14. The method of claim 11, wherein the method further comprises scheduling one or more foreground tasks to the at least one second core.

15. The method of claim 14, wherein the method further comprises in response to determining that the user is not present, scheduling the at least one background task to the at least one second core.

16. The method of claim 11, wherein the method further comprises determining background task metric information based on a first amount of time that the multicore processor executed background tasks during an active duration.

17. The method of claim 16, wherein the method further comprises configuring a power controller of the multicore processor with a power management policy for a background mode when the background task metric information exceeds a first threshold, the power management policy for the background mode to reduce power consumption of the multicore processor.

18. A system comprising:
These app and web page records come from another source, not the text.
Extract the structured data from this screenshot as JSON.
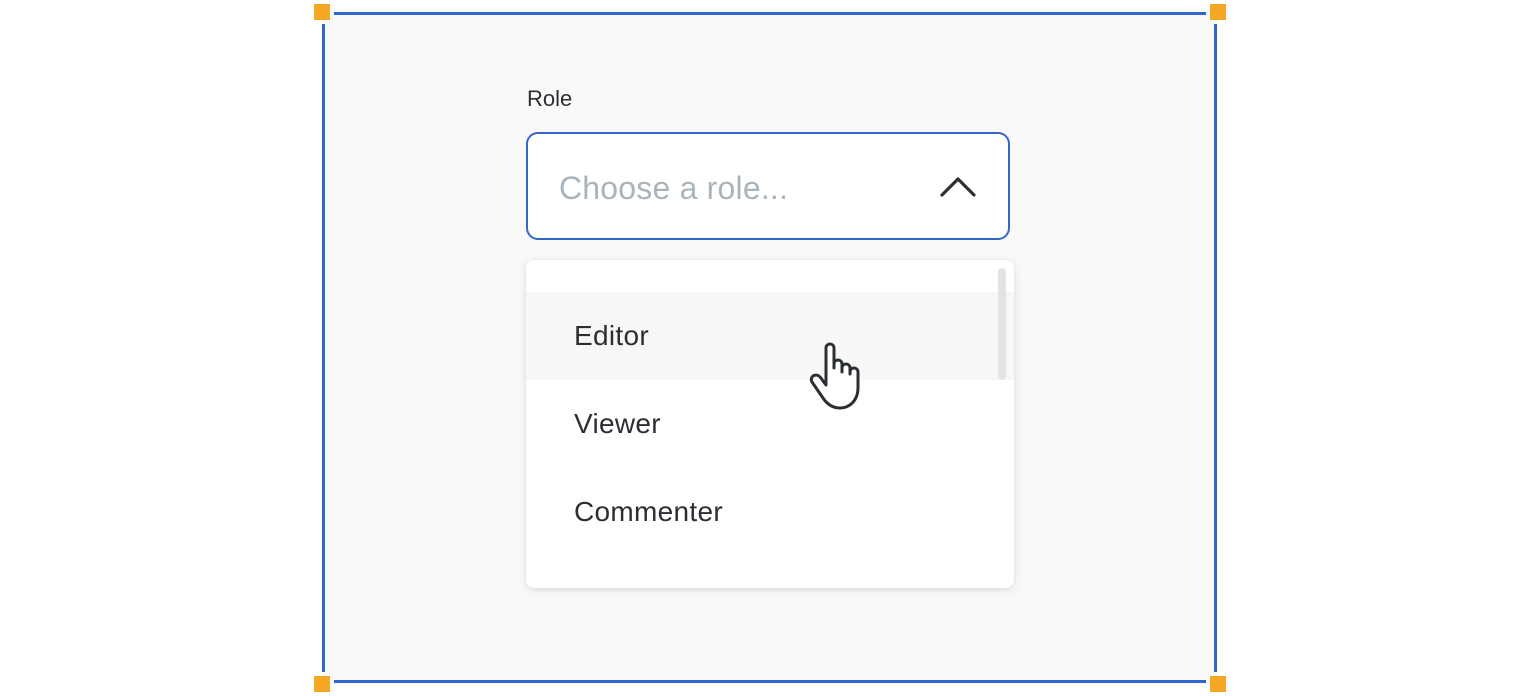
{
  "field": {
    "label": "Role",
    "placeholder": "Choose a role...",
    "state": "open"
  },
  "menu": {
    "items": [
      {
        "label": "Editor",
        "hovered": true
      },
      {
        "label": "Viewer",
        "hovered": false
      },
      {
        "label": "Commenter",
        "hovered": false
      }
    ]
  },
  "colors": {
    "accent": "#3366cc",
    "handle": "#f5a623",
    "placeholder": "#a9b4bd",
    "text": "#2b2f33",
    "canvas": "#f9f9f9"
  },
  "icons": {
    "chevron": "chevron-up-icon",
    "cursor": "hand-pointer-icon"
  }
}
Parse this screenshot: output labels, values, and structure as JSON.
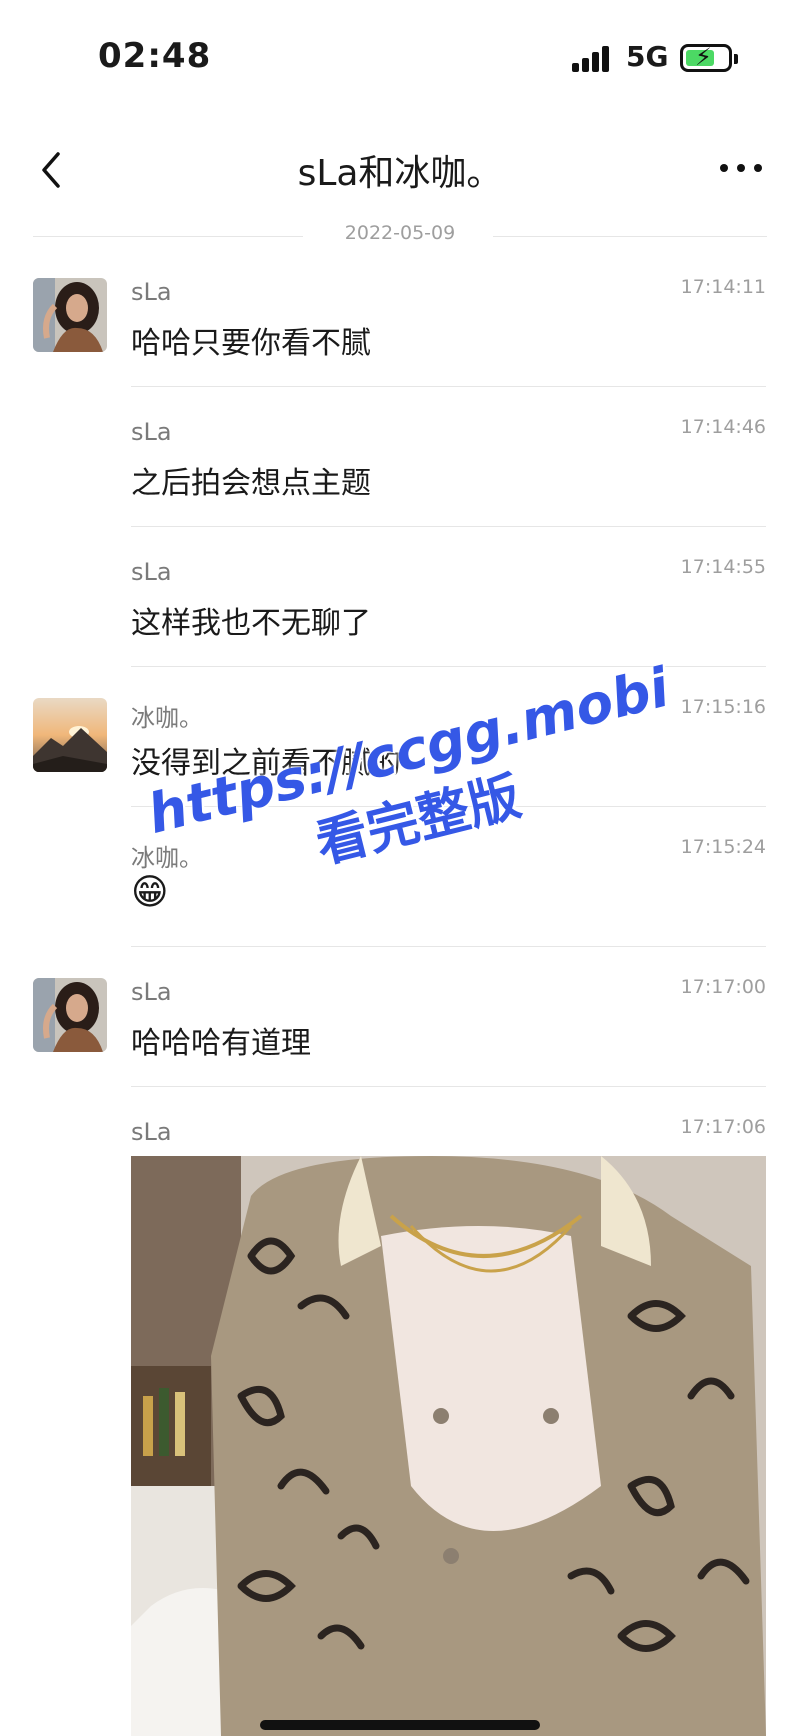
{
  "status_bar": {
    "time": "02:48",
    "network": "5G",
    "battery_charging": true
  },
  "header": {
    "title": "sLa和冰咖。"
  },
  "date_divider": "2022-05-09",
  "messages": [
    {
      "sender": "sLa",
      "time": "17:14:11",
      "text": "哈哈只要你看不腻",
      "avatar": "woman-portrait"
    },
    {
      "sender": "sLa",
      "time": "17:14:46",
      "text": "之后拍会想点主题"
    },
    {
      "sender": "sLa",
      "time": "17:14:55",
      "text": "这样我也不无聊了"
    },
    {
      "sender": "冰咖。",
      "time": "17:15:16",
      "text": "没得到之前看不腻的",
      "avatar": "mountain-sunset"
    },
    {
      "sender": "冰咖。",
      "time": "17:15:24",
      "text": "😁"
    },
    {
      "sender": "sLa",
      "time": "17:17:00",
      "text": "哈哈哈有道理",
      "avatar": "woman-portrait"
    },
    {
      "sender": "sLa",
      "time": "17:17:06",
      "image": "photo-attachment"
    }
  ],
  "watermark": {
    "url": "https://ccgg.mobi",
    "label": "看完整版"
  },
  "colors": {
    "watermark": "#3558e6",
    "divider": "#e6e6e6",
    "meta_text": "#9e9e9e"
  }
}
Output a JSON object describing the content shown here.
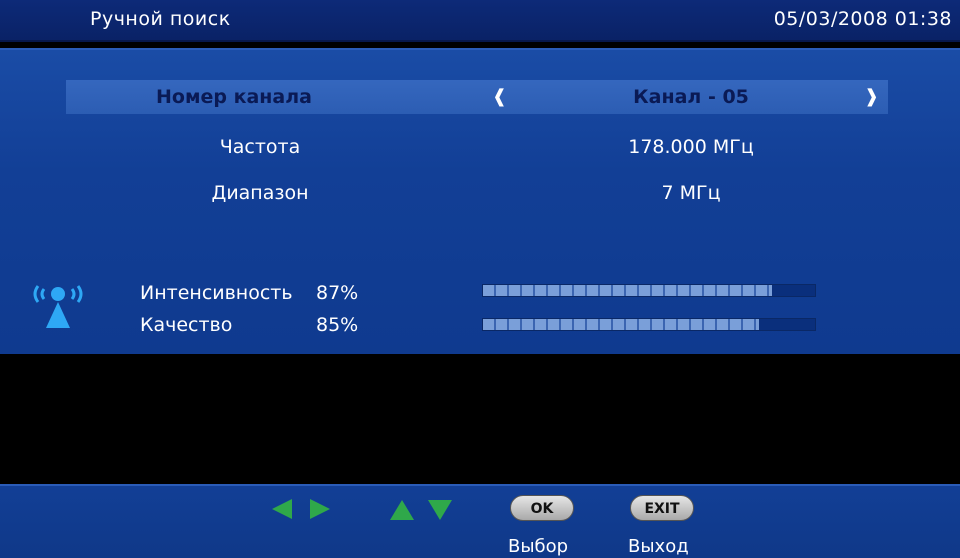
{
  "header": {
    "title": "Ручной поиск",
    "datetime": "05/03/2008 01:38"
  },
  "settings": {
    "channel": {
      "label": "Номер канала",
      "value": "Канал - 05"
    },
    "frequency": {
      "label": "Частота",
      "value": "178.000 МГц"
    },
    "bandwidth": {
      "label": "Диапазон",
      "value": "7 МГц"
    }
  },
  "signal": {
    "intensity": {
      "label": "Интенсивность",
      "percent_text": "87%",
      "level": 0.87
    },
    "quality": {
      "label": "Качество",
      "percent_text": "85%",
      "level": 0.83
    }
  },
  "footer": {
    "ok_label": "OK",
    "exit_label": "EXIT",
    "select_label": "Выбор",
    "exit_text": "Выход"
  },
  "colors": {
    "nav_arrows": "#2fa84a",
    "selected_row": "#2c5db3",
    "main_bg": "#123f96",
    "signal_icon": "#2ea8f5"
  },
  "icons": {
    "left_right": "left-right-arrows-icon",
    "up_down": "up-down-arrows-icon",
    "signal": "antenna-signal-icon"
  }
}
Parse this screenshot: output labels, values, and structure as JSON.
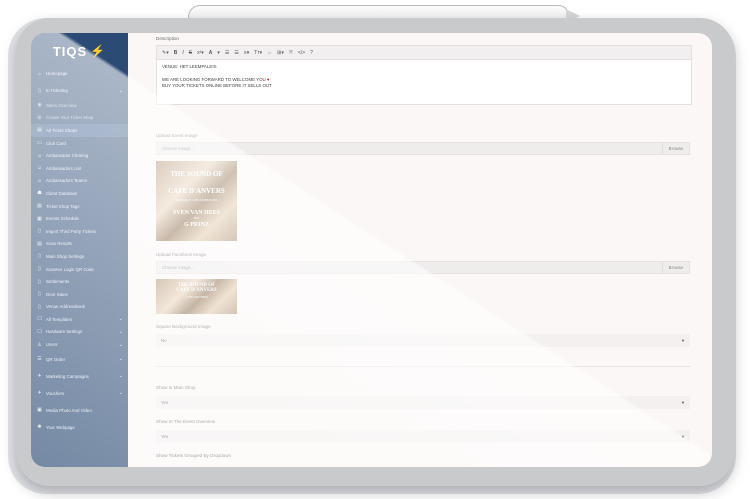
{
  "app": {
    "logo": "TIQS"
  },
  "sidebar": {
    "top_items": [
      {
        "label": "Homepage",
        "icon": "home-icon"
      },
      {
        "label": "E-Ticketing",
        "icon": "ticket-icon"
      }
    ],
    "sub_items": [
      {
        "label": "Sales Overview"
      },
      {
        "label": "Create Your Ticket Shop"
      },
      {
        "label": "All Ticket Shops"
      },
      {
        "label": "Club Card"
      },
      {
        "label": "Ambassador Clearing"
      },
      {
        "label": "Ambassadors List"
      },
      {
        "label": "Ambassadors Teams"
      },
      {
        "label": "Client Database"
      },
      {
        "label": "Ticket Shop Tags"
      },
      {
        "label": "Events Schedule"
      },
      {
        "label": "Import Third Party Tickets"
      },
      {
        "label": "Scan Results"
      },
      {
        "label": "Main Shop Settings"
      },
      {
        "label": "Scanner Login QR Code"
      },
      {
        "label": "Settlements"
      },
      {
        "label": "Door Sales"
      },
      {
        "label": "Venue Addressbook"
      },
      {
        "label": "All Templates"
      },
      {
        "label": "Hardware Settings"
      },
      {
        "label": "Users"
      }
    ],
    "bottom_items": [
      {
        "label": "QR Order"
      },
      {
        "label": "Marketing Campaigns"
      },
      {
        "label": "Vouchers"
      },
      {
        "label": "Media Photo And Video"
      },
      {
        "label": "Your Webpage"
      }
    ]
  },
  "main": {
    "description": {
      "label": "Description",
      "toolbar": [
        "✎▾",
        "B",
        "I",
        "S",
        "x²▾",
        "A",
        "▾",
        "☰",
        "☰",
        "≡▾",
        "Tт▾",
        "⇔",
        "⊞▾",
        "⤧",
        "</>",
        "?"
      ],
      "line1": "VENUE: HET LEEMPALEIS",
      "line2": "WE ARE LOOKING FORWARD TO WELCOME YOU",
      "line3": "BUY YOUR TICKETS ONLINE BEFORE IT SELLS OUT"
    },
    "upload_event_image": {
      "label": "Upload Event Image",
      "placeholder": "Choose image...",
      "browse": "Browse"
    },
    "event_poster": {
      "line1": "THE SOUND OF",
      "line2": "CAFE D'ANVERS",
      "line3": "SATURDAY 1 DECEMBER 2023",
      "line4": "SVEN VAN HEES",
      "line5": "B2B",
      "line6": "G PRINZ"
    },
    "upload_facebook_image": {
      "label": "Upload Facebook Image",
      "placeholder": "Choose image...",
      "browse": "Browse"
    },
    "fb_poster": {
      "line1": "THE SOUND OF",
      "line2": "CAFE D'ANVERS",
      "line3": "SVEN VAN HEES"
    },
    "square_background": {
      "label": "Square Background Image",
      "value": "No"
    },
    "show_main_shop": {
      "label": "Show in Main Shop",
      "value": "Yes"
    },
    "show_event_overview": {
      "label": "Show In The Event Overview",
      "value": "Yes"
    },
    "show_grouped": {
      "label": "Show Tickets Grouped By Dropdown"
    }
  }
}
a processor comprising: a plurality of cores, including one or more first cores and one or more second cores, the one or more first cores heterogenous to the one or more second cores; and a hardware feedback control circuit to determine first hardware feedback information for the one or more first cores and second hardware feedback information for the one or more second cores, wherein the first and second hardware feedback information comprises energy efficiency capability information and performance capability information; and a control circuit to update a power management policy based on mode hint information, the mode hint information based on task metric information and a user interaction determination, wherein at least one of a frequency and a voltage for at least the one or more first cores is to be updated based on the updated power management policy; and
a system memory coupled to the processor, wherein the system memory comprises a hardware feedback data structure to store the first and second hardware feedback information.

19. The system of claim 18, wherein the first hardware feedback information comprises performance information and the second hardware feedback information comprises energy efficiency information.

20. The system of claim 18, further comprising a scheduler to update a background task affinity structure based at least in part on the first and second hardware feedback information and use the updated background task affinity structure to schedule one or more background tasks to the one or more first cores.

Patent History
Publication number: 20220374066
Type: Application
Filed: Aug 2, 2022
Publication Date: Nov 24, 2022
Inventors: JIANFANG ZHU (Portland, OR), Deepak Samuel Kirubakaran (Hillsboro, OR), Raoul Rivas Toledano (Hillsboro, OR), Chee Lim Nge (Beaverton, OR), Rajshree Chabukswar (Sunnyvale, CA), James Hermerding, II (Vancouver, WA), Sudheer Nair (Portland, OR), William Braun (Beaverton, OR), Zhongsheng Wang (Camas, WA), Russell Fenger (Beaverton, OR), Udayan Kapaley (Hillsboro, OR)
Application Number: 17/879,256
Classifications
International Classification: G06F 1/329 (20060101); G06F 1/3228 (20060101); G06F 9/38 (20060101); G06F 9/48 (20060101);